EXCERPTED DATA:
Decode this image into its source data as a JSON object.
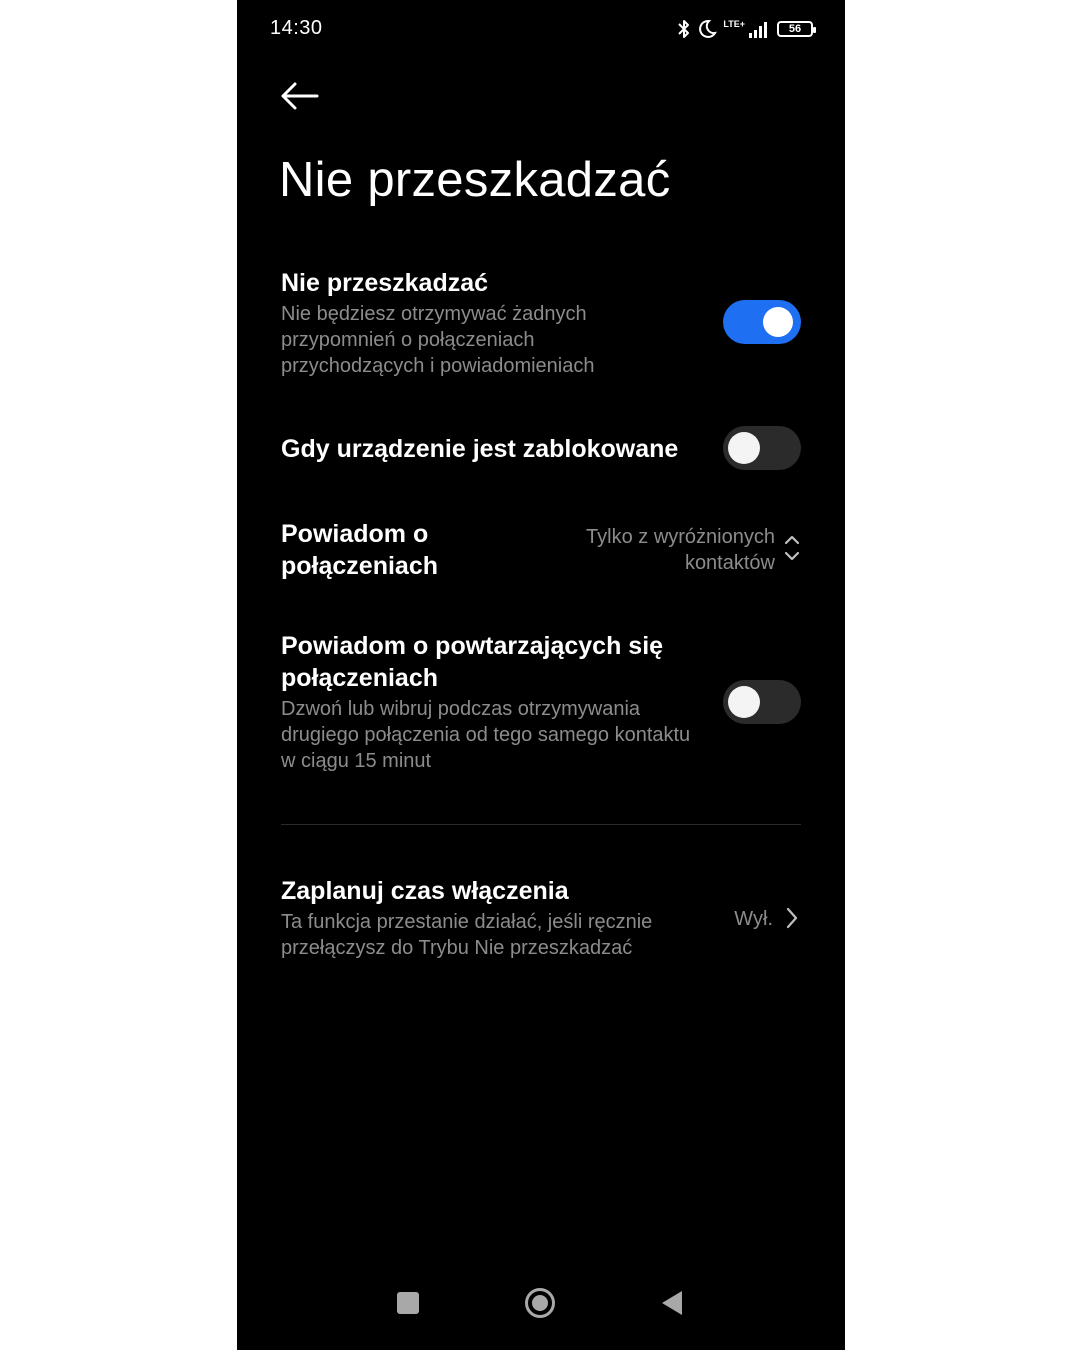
{
  "status_bar": {
    "time": "14:30",
    "network": "LTE+",
    "battery": "56",
    "icons": [
      "bluetooth-icon",
      "moon-icon",
      "signal-icon",
      "battery-icon"
    ]
  },
  "header": {
    "back_icon": "arrow-left-icon",
    "title": "Nie przeszkadzać"
  },
  "settings": {
    "dnd": {
      "title": "Nie przeszkadzać",
      "desc": "Nie będziesz otrzymywać żadnych przypomnień o połączeniach przychodzących i powiadomieniach",
      "enabled": true
    },
    "locked": {
      "title": "Gdy urządzenie jest zablokowane",
      "enabled": false
    },
    "calls": {
      "title": "Powiadom o połączeniach",
      "value": "Tylko z wyróżnionych kontaktów"
    },
    "repeat": {
      "title": "Powiadom o powtarzających się połączeniach",
      "desc": "Dzwoń lub wibruj podczas otrzymywania drugiego połączenia od tego samego kontaktu w ciągu 15 minut",
      "enabled": false
    },
    "schedule": {
      "title": "Zaplanuj czas włączenia",
      "desc": "Ta funkcja przestanie działać, jeśli ręcznie przełączysz do Trybu Nie przeszkadzać",
      "value": "Wył."
    }
  },
  "colors": {
    "accent": "#1e6ff2",
    "background": "#000000",
    "secondary_text": "#8c8c8c"
  }
}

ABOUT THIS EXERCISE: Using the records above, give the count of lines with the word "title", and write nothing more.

EXERCISE RESULT: 6